**REQUIREMENT**
Retype each entry below precisely as it reads.
------ INPUT RECORDS ------
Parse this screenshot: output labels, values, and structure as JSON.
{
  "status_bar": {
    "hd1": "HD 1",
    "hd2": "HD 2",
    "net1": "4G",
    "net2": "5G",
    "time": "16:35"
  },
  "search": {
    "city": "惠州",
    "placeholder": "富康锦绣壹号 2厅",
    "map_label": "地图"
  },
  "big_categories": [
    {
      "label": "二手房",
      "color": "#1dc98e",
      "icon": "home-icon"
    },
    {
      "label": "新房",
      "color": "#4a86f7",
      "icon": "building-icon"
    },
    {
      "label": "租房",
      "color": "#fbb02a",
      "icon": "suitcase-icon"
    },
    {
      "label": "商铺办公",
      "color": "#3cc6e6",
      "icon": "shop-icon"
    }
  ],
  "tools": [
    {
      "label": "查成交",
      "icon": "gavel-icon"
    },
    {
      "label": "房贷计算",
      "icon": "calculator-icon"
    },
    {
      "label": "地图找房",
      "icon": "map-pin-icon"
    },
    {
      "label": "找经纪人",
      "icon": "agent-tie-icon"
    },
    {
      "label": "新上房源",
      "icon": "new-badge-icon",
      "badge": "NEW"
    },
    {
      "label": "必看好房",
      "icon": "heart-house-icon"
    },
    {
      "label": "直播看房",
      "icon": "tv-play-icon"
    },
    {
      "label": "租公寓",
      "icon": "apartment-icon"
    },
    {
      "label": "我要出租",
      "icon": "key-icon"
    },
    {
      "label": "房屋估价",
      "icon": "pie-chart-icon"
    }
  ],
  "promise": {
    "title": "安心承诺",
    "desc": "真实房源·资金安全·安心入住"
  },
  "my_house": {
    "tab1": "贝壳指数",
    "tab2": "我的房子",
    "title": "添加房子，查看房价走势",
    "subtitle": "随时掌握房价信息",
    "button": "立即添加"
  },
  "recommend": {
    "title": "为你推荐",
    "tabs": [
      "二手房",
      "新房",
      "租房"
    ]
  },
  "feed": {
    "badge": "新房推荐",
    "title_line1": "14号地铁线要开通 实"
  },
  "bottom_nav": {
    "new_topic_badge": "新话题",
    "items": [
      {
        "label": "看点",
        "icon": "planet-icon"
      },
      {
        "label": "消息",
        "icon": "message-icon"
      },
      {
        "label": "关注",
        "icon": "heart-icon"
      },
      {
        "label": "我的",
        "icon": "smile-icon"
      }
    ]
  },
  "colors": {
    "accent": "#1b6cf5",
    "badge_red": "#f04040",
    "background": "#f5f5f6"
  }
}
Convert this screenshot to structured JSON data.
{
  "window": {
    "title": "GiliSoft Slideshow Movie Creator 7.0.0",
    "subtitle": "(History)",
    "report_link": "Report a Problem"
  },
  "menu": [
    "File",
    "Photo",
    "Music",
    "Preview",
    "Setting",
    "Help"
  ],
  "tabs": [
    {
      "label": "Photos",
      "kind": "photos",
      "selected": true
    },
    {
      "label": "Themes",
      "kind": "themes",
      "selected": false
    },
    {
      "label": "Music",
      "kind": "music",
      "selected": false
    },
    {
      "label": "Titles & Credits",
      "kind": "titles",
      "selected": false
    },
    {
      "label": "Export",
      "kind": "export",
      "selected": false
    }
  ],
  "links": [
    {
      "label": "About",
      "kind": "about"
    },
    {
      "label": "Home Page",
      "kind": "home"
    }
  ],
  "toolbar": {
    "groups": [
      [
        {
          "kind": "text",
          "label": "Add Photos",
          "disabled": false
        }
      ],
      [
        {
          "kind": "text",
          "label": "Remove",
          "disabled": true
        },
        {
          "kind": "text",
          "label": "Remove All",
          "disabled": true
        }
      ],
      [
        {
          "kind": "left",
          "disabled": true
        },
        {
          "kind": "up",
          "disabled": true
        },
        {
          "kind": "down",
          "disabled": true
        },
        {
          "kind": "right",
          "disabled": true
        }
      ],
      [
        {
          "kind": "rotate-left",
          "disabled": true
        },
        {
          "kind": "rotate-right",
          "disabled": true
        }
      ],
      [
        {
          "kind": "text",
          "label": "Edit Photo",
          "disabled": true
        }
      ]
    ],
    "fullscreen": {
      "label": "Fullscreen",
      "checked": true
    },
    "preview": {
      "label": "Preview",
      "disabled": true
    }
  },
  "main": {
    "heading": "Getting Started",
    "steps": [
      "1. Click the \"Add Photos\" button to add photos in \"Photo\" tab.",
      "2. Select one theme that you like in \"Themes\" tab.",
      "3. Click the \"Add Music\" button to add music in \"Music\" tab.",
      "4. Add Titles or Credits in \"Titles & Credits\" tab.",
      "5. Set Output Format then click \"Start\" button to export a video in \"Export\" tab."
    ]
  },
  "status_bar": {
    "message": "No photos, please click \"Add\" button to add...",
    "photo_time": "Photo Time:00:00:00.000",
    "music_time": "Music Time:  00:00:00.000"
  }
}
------
**PROBLEM SOLUTION**
Parse this screenshot: output labels, values, and structure as JSON.
{
  "status_bar": {
    "hd1": "HD 1",
    "hd2": "HD 2",
    "net1": "4G",
    "net2": "5G",
    "time": "16:35"
  },
  "search": {
    "city": "惠州",
    "placeholder": "富康锦绣壹号 2厅",
    "map_label": "地图"
  },
  "big_categories": [
    {
      "label": "二手房",
      "color": "#1dc98e",
      "icon": "home-icon"
    },
    {
      "label": "新房",
      "color": "#4a86f7",
      "icon": "building-icon"
    },
    {
      "label": "租房",
      "color": "#fbb02a",
      "icon": "suitcase-icon"
    },
    {
      "label": "商铺办公",
      "color": "#3cc6e6",
      "icon": "shop-icon"
    }
  ],
  "tools": [
    {
      "label": "查成交",
      "icon": "gavel-icon"
    },
    {
      "label": "房贷计算",
      "icon": "calculator-icon"
    },
    {
      "label": "地图找房",
      "icon": "map-pin-icon"
    },
    {
      "label": "找经纪人",
      "icon": "agent-tie-icon"
    },
    {
      "label": "新上房源",
      "icon": "new-badge-icon",
      "badge": "NEW"
    },
    {
      "label": "必看好房",
      "icon": "heart-house-icon"
    },
    {
      "label": "直播看房",
      "icon": "tv-play-icon"
    },
    {
      "label": "租公寓",
      "icon": "apartment-icon"
    },
    {
      "label": "我要出租",
      "icon": "key-icon"
    },
    {
      "label": "房屋估价",
      "icon": "pie-chart-icon"
    }
  ],
  "promise": {
    "title": "安心承诺",
    "desc": "真实房源·资金安全·安心入住"
  },
  "my_house": {
    "tab1": "贝壳指数",
    "tab2": "我的房子",
    "title": "添加房子，查看房价走势",
    "subtitle": "随时掌握房价信息",
    "button": "立即添加"
  },
  "recommend": {
    "title": "为你推荐",
    "tabs": [
      "二手房",
      "新房",
      "租房"
    ]
  },
  "feed": {
    "badge": "新房推荐",
    "title_line1": "14号地铁线要开通 实"
  },
  "bottom_nav": {
    "new_topic_badge": "新话题",
    "items": [
      {
        "label": "看点",
        "icon": "planet-icon"
      },
      {
        "label": "消息",
        "icon": "message-icon"
      },
      {
        "label": "关注",
        "icon": "heart-icon"
      },
      {
        "label": "我的",
        "icon": "smile-icon"
      }
    ]
  },
  "colors": {
    "accent": "#1b6cf5",
    "badge_red": "#f04040",
    "background": "#f5f5f6"
  }
}
Convert this screenshot to structured JSON data.
{
  "window": {
    "title": "GiliSoft Slideshow Movie Creator 7.0.0",
    "subtitle": "(History)",
    "report_link": "Report a Problem"
  },
  "menu": [
    "File",
    "Photo",
    "Music",
    "Preview",
    "Setting",
    "Help"
  ],
  "tabs": [
    {
      "label": "Photos",
      "kind": "photos",
      "selected": true
    },
    {
      "label": "Themes",
      "kind": "themes",
      "selected": false
    },
    {
      "label": "Music",
      "kind": "music",
      "selected": false
    },
    {
      "label": "Titles & Credits",
      "kind": "titles",
      "selected": false
    },
    {
      "label": "Export",
      "kind": "export",
      "selected": false
    }
  ],
  "links": [
    {
      "label": "About",
      "kind": "about"
    },
    {
      "label": "Home Page",
      "kind": "home"
    }
  ],
  "toolbar": {
    "groups": [
      [
        {
          "kind": "text",
          "label": "Add Photos",
          "disabled": false
        }
      ],
      [
        {
          "kind": "text",
          "label": "Remove",
          "disabled": true
        },
        {
          "kind": "text",
          "label": "Remove All",
          "disabled": true
        }
      ],
      [
        {
          "kind": "left",
          "disabled": true
        },
        {
          "kind": "up",
          "disabled": true
        },
        {
          "kind": "down",
          "disabled": true
        },
        {
          "kind": "right",
          "disabled": true
        }
      ],
      [
        {
          "kind": "rotate-left",
          "disabled": true
        },
        {
          "kind": "rotate-right",
          "disabled": true
        }
      ],
      [
        {
          "kind": "text",
          "label": "Edit Photo",
          "disabled": true
        }
      ]
    ],
    "fullscreen": {
      "label": "Fullscreen",
      "checked": true
    },
    "preview": {
      "label": "Preview",
      "disabled": true
    }
  },
  "main": {
    "heading": "Getting Started",
    "steps": [
      "1. Click the \"Add Photos\" button to add photos in \"Photo\" tab.",
      "2. Select one theme that you like in \"Themes\" tab.",
      "3. Click the \"Add Music\" button to add music in \"Music\" tab.",
      "4. Add Titles or Credits in \"Titles & Credits\" tab.",
      "5. Set Output Format then click \"Start\" button to export a video in \"Export\" tab."
    ]
  },
  "status_bar": {
    "message": "No photos, please click \"Add\" button to add...",
    "photo_time": "Photo Time:00:00:00.000",
    "music_time": "Music Time:  00:00:00.000"
  }
}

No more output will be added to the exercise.